Where possible it is ideal to have anything between six to nine months worth of expenses in an easy access account as a buffer against illness, redundancy, acts of god and even pandemics! The nature of life is that bad and unforeseen events happen all of the time and as we have seen recently, quite indiscriminately.
If you already have personal savings whether it be a regular saver, easy access or ISA, as part of your financial planning process and ongoing management, understand what interest rates you are currently earning and research the market for better rates and make the switch and make sure to make a record of when to revisit it when they rate comes to an end. Too often, people stay with the same accounts unnecessarily due to what they perceive to be a cumbersome process.
If you already have easy access savings or you are confident income from other sources, such as a spouse, would cover day to day expenses, then you might wish to consider a Lifetime ISA (LISA) which often provides greater rates of return if you can lock them in for a period of time.
For those who are yet to begin saving, now is the time, even if you can only start small, it’s amazing how soon this can grow.

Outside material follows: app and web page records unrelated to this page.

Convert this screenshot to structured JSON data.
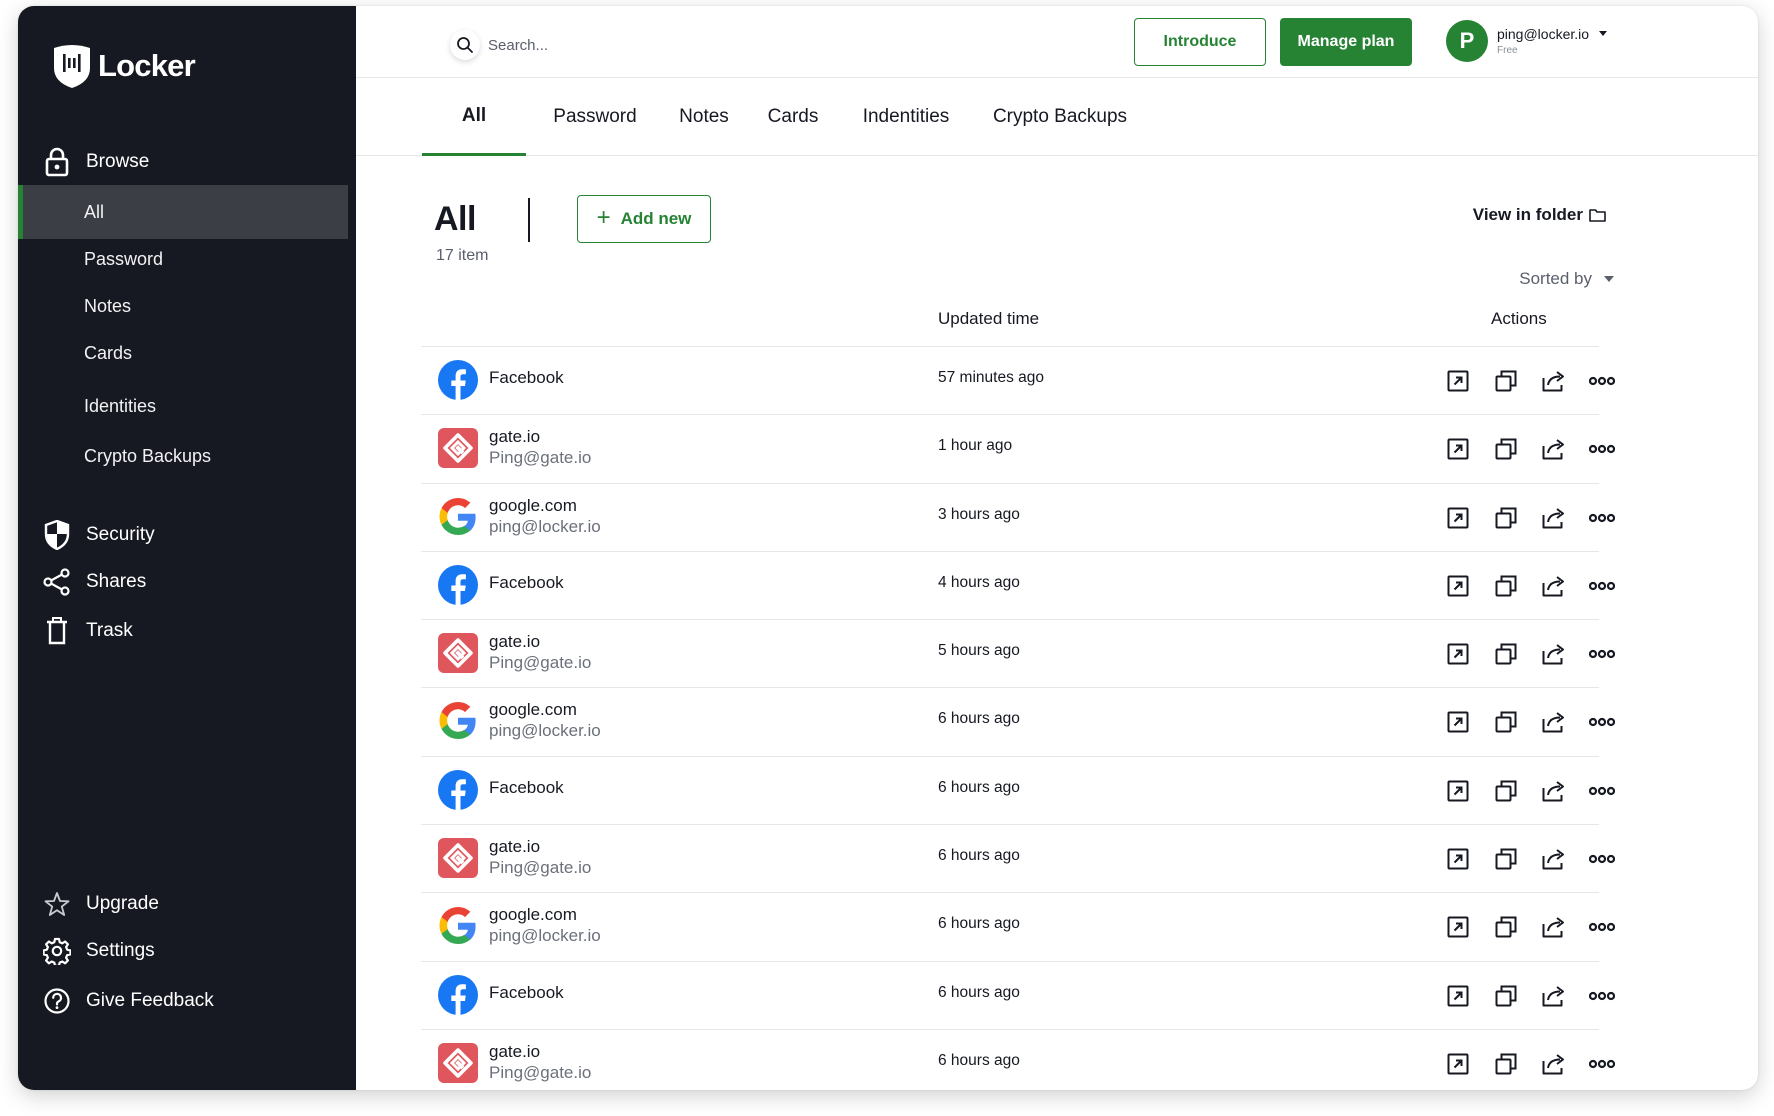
{
  "app": {
    "name": "Locker"
  },
  "sidebar": {
    "browse": "Browse",
    "sub_items": [
      {
        "label": "All",
        "active": true
      },
      {
        "label": "Password"
      },
      {
        "label": "Notes"
      },
      {
        "label": "Cards"
      },
      {
        "label": "Identities"
      },
      {
        "label": "Crypto Backups"
      }
    ],
    "security": "Security",
    "shares": "Shares",
    "trash": "Trask",
    "upgrade": "Upgrade",
    "settings": "Settings",
    "feedback": "Give Feedback"
  },
  "header": {
    "search_placeholder": "Search...",
    "introduce": "Introduce",
    "manage_plan": "Manage plan",
    "avatar_initial": "P",
    "email": "ping@locker.io",
    "plan": "Free"
  },
  "tabs": [
    "All",
    "Password",
    "Notes",
    "Cards",
    "Indentities",
    "Crypto Backups"
  ],
  "content": {
    "title": "All",
    "count": "17 item",
    "add_new": "Add new",
    "view_in_folder": "View in folder",
    "sorted_by": "Sorted by",
    "col_updated": "Updated time",
    "col_actions": "Actions"
  },
  "items": [
    {
      "icon": "facebook",
      "name": "Facebook",
      "sub": "",
      "time": "57 minutes ago"
    },
    {
      "icon": "gate",
      "name": "gate.io",
      "sub": "Ping@gate.io",
      "time": "1 hour ago"
    },
    {
      "icon": "google",
      "name": "google.com",
      "sub": "ping@locker.io",
      "time": "3 hours ago"
    },
    {
      "icon": "facebook",
      "name": "Facebook",
      "sub": "",
      "time": "4 hours ago"
    },
    {
      "icon": "gate",
      "name": "gate.io",
      "sub": "Ping@gate.io",
      "time": "5 hours ago"
    },
    {
      "icon": "google",
      "name": "google.com",
      "sub": "ping@locker.io",
      "time": "6 hours ago"
    },
    {
      "icon": "facebook",
      "name": "Facebook",
      "sub": "",
      "time": "6 hours ago"
    },
    {
      "icon": "gate",
      "name": "gate.io",
      "sub": "Ping@gate.io",
      "time": "6 hours ago"
    },
    {
      "icon": "google",
      "name": "google.com",
      "sub": "ping@locker.io",
      "time": "6 hours ago"
    },
    {
      "icon": "facebook",
      "name": "Facebook",
      "sub": "",
      "time": "6 hours ago"
    },
    {
      "icon": "gate",
      "name": "gate.io",
      "sub": "Ping@gate.io",
      "time": "6 hours ago"
    }
  ],
  "row_actions": [
    "open-external-icon",
    "copy-icon",
    "share-icon",
    "more-icon"
  ],
  "colors": {
    "brand": "#268334",
    "sidebar_bg": "#161922",
    "active_item_bg": "#3b3e45",
    "facebook": "#1877f2",
    "gate": "#e0565d"
  }
}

It’s never too early to start saving into a pension, and the benefit, if you are employed, is that your employer has to contribute to this. Deductions taken from your salary are not liable to tax and national insurance as it is deducted before this is calculated so not only do you benefit from lower tax payments but you are earning extra money too which will make all the difference in later life!
For business owners who pay themselves via a combination of salary and dividends, setting up a private pension is another way for you to provide yourself with a tax-efficient income. Pension contributions via your business are tax-deductible and as a result, will reduce your corporation and self-assessment tax liabilities.
For those over 55, pensions funds can be accessed to some extent for cash if needed. The downside is that these funds are meant for retirement and to access early will deplete the values. However in the absence of other funds, one can access 25% of their pension fund tax-free and still have the potential to pay in £40k p.a. to help pay back the borrowed amount over time.
Planning for the future
While we don’t know what the future might hold, the events of 2020 have shown us that life is unpredictable and more importantly that we should not hold off from achieving our goals.
Whether it’s becoming mortgage-free, having enough money to retire early, travel around the world or paying for a child or grandchild’s education, our team of experts can help you achieve your financial aspirations.
Contact us today for a no-obligation discussion about how to get your personal finances in order to help plan for your financial future.